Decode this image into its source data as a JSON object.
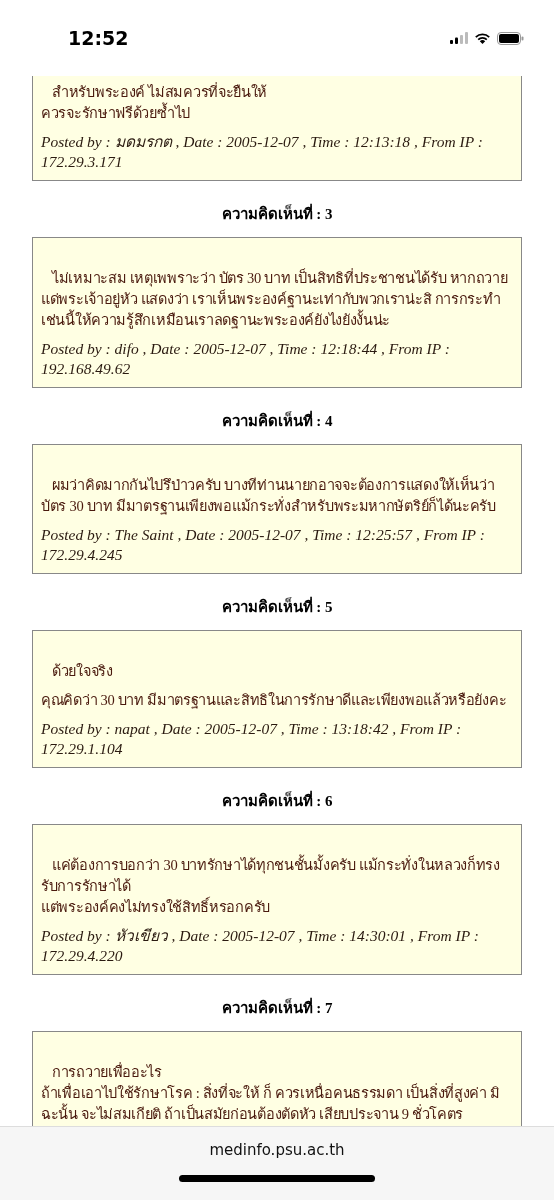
{
  "status_bar": {
    "time": "12:52"
  },
  "comments": [
    {
      "paragraphs": [
        [
          "สำหรับพระองค์ ไม่สมควรที่จะยืนให้",
          "ควรจะรักษาฟรีด้วยซ้ำไป"
        ]
      ],
      "posted": "Posted by : มดมรกต , Date : 2005-12-07 , Time : 12:13:18 , From IP : 172.29.3.171"
    },
    {
      "heading": "ความคิดเห็นที่ : 3",
      "paragraphs": [
        [
          "ไม่เหมาะสม เหตุเพพราะว่า บัตร 30 บาท เป็นสิทธิที่ประชาชนได้รับ หากถวายแด่พระเจ้าอยู่หัว แสดงว่า เราเห็นพระองค์ฐานะเท่ากับพวกเราน่ะสิ การกระทำเช่นนี้ให้ความรู้สึกเหมือนเราลดฐานะพระองค์ยังไงยังงั้นน่ะ"
        ]
      ],
      "posted": "Posted by : difo , Date : 2005-12-07 , Time : 12:18:44 , From IP : 192.168.49.62"
    },
    {
      "heading": "ความคิดเห็นที่ : 4",
      "paragraphs": [
        [
          "ผมว่าคิดมากกันไปรึป่าวครับ บางทีท่านนายกอาจจะต้องการแสดงให้เห็นว่า บัตร 30 บาท มีมาตรฐานเพียงพอแม้กระทั่งสำหรับพระมหากษัตริย์ก็ได้นะครับ"
        ]
      ],
      "posted": "Posted by : The Saint , Date : 2005-12-07 , Time : 12:25:57 , From IP : 172.29.4.245"
    },
    {
      "heading": "ความคิดเห็นที่ : 5",
      "paragraphs": [
        [
          "ด้วยใจจริง"
        ],
        [
          "คุณคิดว่า 30 บาท มีมาตรฐานและสิทธิในการรักษาดีและเพียงพอแล้วหรือยังคะ"
        ]
      ],
      "posted": "Posted by : napat , Date : 2005-12-07 , Time : 13:18:42 , From IP : 172.29.1.104"
    },
    {
      "heading": "ความคิดเห็นที่ : 6",
      "paragraphs": [
        [
          "แค่ต้องการบอกว่า 30 บาทรักษาได้ทุกชนชั้นมั้งครับ แม้กระทั่งในหลวงก็ทรงรับการรักษาได้",
          "แต่พระองค์คงไม่ทรงใช้สิทธิ์หรอกครับ"
        ]
      ],
      "posted": "Posted by : หัวเขียว , Date : 2005-12-07 , Time : 14:30:01 , From IP : 172.29.4.220"
    },
    {
      "heading": "ความคิดเห็นที่ : 7",
      "paragraphs": [
        [
          "การถวายเพื่ออะไร",
          "ถ้าเพื่อเอาไปใช้รักษาโรค : สิ่งที่จะให้ ก็ ควรเหนื่อคนธรรมดา เป็นสิ่งที่สูงค่า มิฉะนั้น จะไม่สมเกียติ ถ้าเป็นสมัยก่อนต้องตัดหัว เสียบประจาน 9 ชั่วโคตร"
        ]
      ]
    }
  ],
  "address_bar": {
    "url": "medinfo.psu.ac.th"
  }
}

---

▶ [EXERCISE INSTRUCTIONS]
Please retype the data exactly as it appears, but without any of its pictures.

▶ [FINISHED TASK]
Decode this image into its source data as a JSON object.
{
  "status_bar": {
    "time": "12:52"
  },
  "comments": [
    {
      "paragraphs": [
        [
          "สำหรับพระองค์ ไม่สมควรที่จะยืนให้",
          "ควรจะรักษาฟรีด้วยซ้ำไป"
        ]
      ],
      "posted": "Posted by : มดมรกต , Date : 2005-12-07 , Time : 12:13:18 , From IP : 172.29.3.171"
    },
    {
      "heading": "ความคิดเห็นที่ : 3",
      "paragraphs": [
        [
          "ไม่เหมาะสม เหตุเพพราะว่า บัตร 30 บาท เป็นสิทธิที่ประชาชนได้รับ หากถวายแด่พระเจ้าอยู่หัว แสดงว่า เราเห็นพระองค์ฐานะเท่ากับพวกเราน่ะสิ การกระทำเช่นนี้ให้ความรู้สึกเหมือนเราลดฐานะพระองค์ยังไงยังงั้นน่ะ"
        ]
      ],
      "posted": "Posted by : difo , Date : 2005-12-07 , Time : 12:18:44 , From IP : 192.168.49.62"
    },
    {
      "heading": "ความคิดเห็นที่ : 4",
      "paragraphs": [
        [
          "ผมว่าคิดมากกันไปรึป่าวครับ บางทีท่านนายกอาจจะต้องการแสดงให้เห็นว่า บัตร 30 บาท มีมาตรฐานเพียงพอแม้กระทั่งสำหรับพระมหากษัตริย์ก็ได้นะครับ"
        ]
      ],
      "posted": "Posted by : The Saint , Date : 2005-12-07 , Time : 12:25:57 , From IP : 172.29.4.245"
    },
    {
      "heading": "ความคิดเห็นที่ : 5",
      "paragraphs": [
        [
          "ด้วยใจจริง"
        ],
        [
          "คุณคิดว่า 30 บาท มีมาตรฐานและสิทธิในการรักษาดีและเพียงพอแล้วหรือยังคะ"
        ]
      ],
      "posted": "Posted by : napat , Date : 2005-12-07 , Time : 13:18:42 , From IP : 172.29.1.104"
    },
    {
      "heading": "ความคิดเห็นที่ : 6",
      "paragraphs": [
        [
          "แค่ต้องการบอกว่า 30 บาทรักษาได้ทุกชนชั้นมั้งครับ แม้กระทั่งในหลวงก็ทรงรับการรักษาได้",
          "แต่พระองค์คงไม่ทรงใช้สิทธิ์หรอกครับ"
        ]
      ],
      "posted": "Posted by : หัวเขียว , Date : 2005-12-07 , Time : 14:30:01 , From IP : 172.29.4.220"
    },
    {
      "heading": "ความคิดเห็นที่ : 7",
      "paragraphs": [
        [
          "การถวายเพื่ออะไร",
          "ถ้าเพื่อเอาไปใช้รักษาโรค : สิ่งที่จะให้ ก็ ควรเหนื่อคนธรรมดา เป็นสิ่งที่สูงค่า มิฉะนั้น จะไม่สมเกียติ ถ้าเป็นสมัยก่อนต้องตัดหัว เสียบประจาน 9 ชั่วโคตร"
        ]
      ]
    }
  ],
  "address_bar": {
    "url": "medinfo.psu.ac.th"
  }
}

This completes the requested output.